States may also initiate an investigation or enforcement action against a franchisor for violation of a state registration or disclosure law (including business opportunity laws). States also routinely impose cease-and-desist orders, and require recission of agreements and payment of fines. Some state laws also provide for criminal liability for violations of state franchise laws.
FTC and state enforcement actions must usually be disclosed in a franchisor’s FDD.General legal principles and codes of conduct
In addition to any laws or government agencies that specifically regulate offering and selling franchises, what general principles of law affect the offer and sale of franchises? What industry codes of conduct may affect the offer and sale of franchises?
There are several general principles that apply to most contracts, such as common law concepts of fraud and misrepresentation.Fraudulent sale
What actions may franchisees take if a franchisor engages in fraudulent or deceptive practices in connection with the offer and sale of franchises?
In registration states, if a franchisor fails to provide proper disclosure or appropriately register, the franchisee may bring a claim under the applicable state law. Remedies available under state franchise laws may include rescission of the franchise agreement and damages.
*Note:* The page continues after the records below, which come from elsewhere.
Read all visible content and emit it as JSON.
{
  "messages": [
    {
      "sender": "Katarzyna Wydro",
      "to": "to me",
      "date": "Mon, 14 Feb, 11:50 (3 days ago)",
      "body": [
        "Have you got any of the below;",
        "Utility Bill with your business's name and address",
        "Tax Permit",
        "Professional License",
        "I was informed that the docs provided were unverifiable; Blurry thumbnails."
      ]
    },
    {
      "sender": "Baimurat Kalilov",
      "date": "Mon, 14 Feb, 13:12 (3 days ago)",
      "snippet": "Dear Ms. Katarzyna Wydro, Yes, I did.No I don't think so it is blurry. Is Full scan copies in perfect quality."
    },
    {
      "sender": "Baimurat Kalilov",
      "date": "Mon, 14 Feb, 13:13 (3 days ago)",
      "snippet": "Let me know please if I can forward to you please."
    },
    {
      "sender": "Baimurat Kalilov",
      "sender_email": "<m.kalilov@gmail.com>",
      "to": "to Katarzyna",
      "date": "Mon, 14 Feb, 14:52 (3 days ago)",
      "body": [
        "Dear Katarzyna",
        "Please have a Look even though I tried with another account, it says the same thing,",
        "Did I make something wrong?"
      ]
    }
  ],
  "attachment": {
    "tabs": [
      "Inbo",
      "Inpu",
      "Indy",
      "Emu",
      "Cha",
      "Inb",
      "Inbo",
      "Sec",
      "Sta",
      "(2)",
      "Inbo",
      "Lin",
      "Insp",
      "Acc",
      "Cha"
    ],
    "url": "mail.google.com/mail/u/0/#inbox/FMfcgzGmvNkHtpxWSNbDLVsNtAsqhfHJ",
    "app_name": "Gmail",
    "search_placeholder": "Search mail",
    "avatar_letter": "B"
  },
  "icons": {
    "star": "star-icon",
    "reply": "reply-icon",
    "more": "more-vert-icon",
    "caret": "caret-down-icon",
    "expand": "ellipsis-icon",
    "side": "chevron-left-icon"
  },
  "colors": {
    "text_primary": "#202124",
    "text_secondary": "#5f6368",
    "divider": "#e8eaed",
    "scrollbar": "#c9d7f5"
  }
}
Similar relief is available for violations of business opportunity laws.
In addition, while there is no private right of action available to franchisees under the FTC Rule, states have passed unfair and deceptive trade practices acts, which are sometimes called Little FTC Acts. Many of these Little FTC Acts make violation of the FTC Rule a per se violation of the state’s Little FTC Act. Aggrieved franchisees may also bring claims under these little FTC Acts. Common remedies also include recission and damages, including punitive damages.